Assemblymember Barrett: Legislature Makes Progress in the Fight Against Lyme Disease

Assemblymember Didi Barrett (D-Dutchess/Columbia) announced that she authored and passed legislation to further protect New Yorkers from Lyme and tick-borne diseases by authorizing a study on insurance coverage for Lyme and recommendations for farmers on how to best protect against the invasive Asian longhorned tick (A.6146, A.8098).

New York is at the epicenter of a growing Lyme disease public health crisis. In 2017, approximately 9,000 cases of Lyme disease were reported from every corner of the state, and because the disease is so difficult to diagnose, the Centers for Disease Control and Prevention estimates that the actual number of cases could be ten times greater. Lyme disease can result in a number of health problems, including long-term issues, such as headaches, painful arthritis, swelling of the joints, and heart and central nervous system problems.

Barrett’s legislation directs the state Department of Financial Services and the Department of Health (DOH) commissioner to study and report on the adequacy of insurance coverage for Lyme and other tick-borne diseases (A.6146). The report would include prevailing reasons for insurance companies to deny coverage of treatment, the number of insured and uninsured in need of long-term treatment of Lyme and tick-borne diseases, specific medical conditions that arise from the diseases and recommendations to ensure adequate coverage.

“In the Hudson Valley, Lyme and other tick-borne diseases are a continuing threat,” Barrett said. “While our family, friends and neighbors continue to become sick from Lyme and TBDs, it is imperative that we focus on prevention, education, and research. New York will now study gaps in insurance coverage for TBDs and explore how we can do better; people shouldn’t have to fight with their insurance companies to receive needed treatment. We will also educate farmers about the Asian longhorned tick, a recently discovered invasive species that has arrived in New York, is a threat to humans and livestock, and should be dealt with head-on.”

To protect New York’s farmers Barrett authored legislation to raise awareness of Asian longhorned ticks – a new invasive species in New York – by requiring the Commissioner of Agriculture and Markets to develop best-practice recommendations for treatment, prevention, and management of livestock and farm property to protect against them (A.8098). In Asia, the species carries a virus that kills 15% of its victims. New York farmers who depend on livestock to make a living are now at a greater risk for losing their livelihoods as this tick spreads across the North East.

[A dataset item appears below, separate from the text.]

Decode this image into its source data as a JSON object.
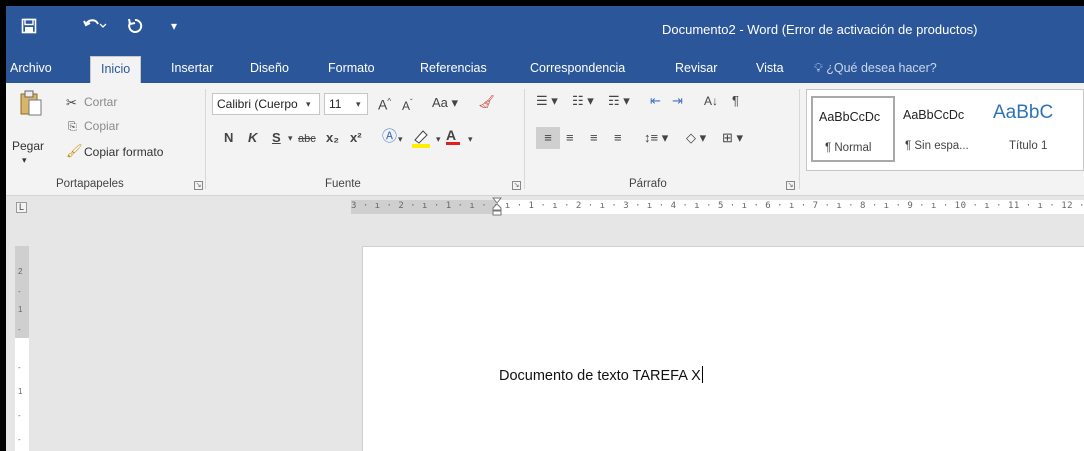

Barrett has been at the forefront of Lyme and tick-borne diseases awareness and prevention. She has authored a number of laws to combat Lyme disease in the Hudson Valley, and she spearheads the #GetTickedOff public advocacy, awareness, education campaign, which can be found on her website at